## Problem statement
Could you print out every entry, character for character?

- Opening Delimiter -

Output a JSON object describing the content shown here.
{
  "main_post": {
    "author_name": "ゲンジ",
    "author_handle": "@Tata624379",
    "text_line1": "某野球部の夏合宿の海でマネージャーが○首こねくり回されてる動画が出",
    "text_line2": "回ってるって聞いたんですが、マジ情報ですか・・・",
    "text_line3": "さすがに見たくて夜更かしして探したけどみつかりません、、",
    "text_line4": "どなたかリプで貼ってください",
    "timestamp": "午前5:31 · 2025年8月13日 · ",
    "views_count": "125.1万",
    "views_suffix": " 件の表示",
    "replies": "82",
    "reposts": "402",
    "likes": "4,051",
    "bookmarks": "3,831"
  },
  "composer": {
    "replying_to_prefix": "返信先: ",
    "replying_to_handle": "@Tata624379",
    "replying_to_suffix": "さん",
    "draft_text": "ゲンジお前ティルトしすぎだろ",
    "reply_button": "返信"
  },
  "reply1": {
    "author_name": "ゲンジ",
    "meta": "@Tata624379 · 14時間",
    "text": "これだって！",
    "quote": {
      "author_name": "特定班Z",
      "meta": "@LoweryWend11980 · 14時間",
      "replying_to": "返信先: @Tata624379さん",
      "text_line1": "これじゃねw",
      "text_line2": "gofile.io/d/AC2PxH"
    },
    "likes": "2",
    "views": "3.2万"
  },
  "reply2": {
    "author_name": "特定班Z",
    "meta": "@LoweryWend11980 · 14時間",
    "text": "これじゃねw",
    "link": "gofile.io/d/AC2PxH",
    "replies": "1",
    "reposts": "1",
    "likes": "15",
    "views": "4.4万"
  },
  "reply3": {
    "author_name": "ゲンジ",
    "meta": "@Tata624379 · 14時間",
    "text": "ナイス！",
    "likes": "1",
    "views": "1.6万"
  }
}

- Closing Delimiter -

## Task solution
Output a JSON object describing the content shown here.
{
  "main_post": {
    "author_name": "ゲンジ",
    "author_handle": "@Tata624379",
    "text_line1": "某野球部の夏合宿の海でマネージャーが○首こねくり回されてる動画が出",
    "text_line2": "回ってるって聞いたんですが、マジ情報ですか・・・",
    "text_line3": "さすがに見たくて夜更かしして探したけどみつかりません、、",
    "text_line4": "どなたかリプで貼ってください",
    "timestamp": "午前5:31 · 2025年8月13日 · ",
    "views_count": "125.1万",
    "views_suffix": " 件の表示",
    "replies": "82",
    "reposts": "402",
    "likes": "4,051",
    "bookmarks": "3,831"
  },
  "composer": {
    "replying_to_prefix": "返信先: ",
    "replying_to_handle": "@Tata624379",
    "replying_to_suffix": "さん",
    "draft_text": "ゲンジお前ティルトしすぎだろ",
    "reply_button": "返信"
  },
  "reply1": {
    "author_name": "ゲンジ",
    "meta": "@Tata624379 · 14時間",
    "text": "これだって！",
    "quote": {
      "author_name": "特定班Z",
      "meta": "@LoweryWend11980 · 14時間",
      "replying_to": "返信先: @Tata624379さん",
      "text_line1": "これじゃねw",
      "text_line2": "gofile.io/d/AC2PxH"
    },
    "likes": "2",
    "views": "3.2万"
  },
  "reply2": {
    "author_name": "特定班Z",
    "meta": "@LoweryWend11980 · 14時間",
    "text": "これじゃねw",
    "link": "gofile.io/d/AC2PxH",
    "replies": "1",
    "reposts": "1",
    "likes": "15",
    "views": "4.4万"
  },
  "reply3": {
    "author_name": "ゲンジ",
    "meta": "@Tata624379 · 14時間",
    "text": "ナイス！",
    "likes": "1",
    "views": "1.6万"
  }
}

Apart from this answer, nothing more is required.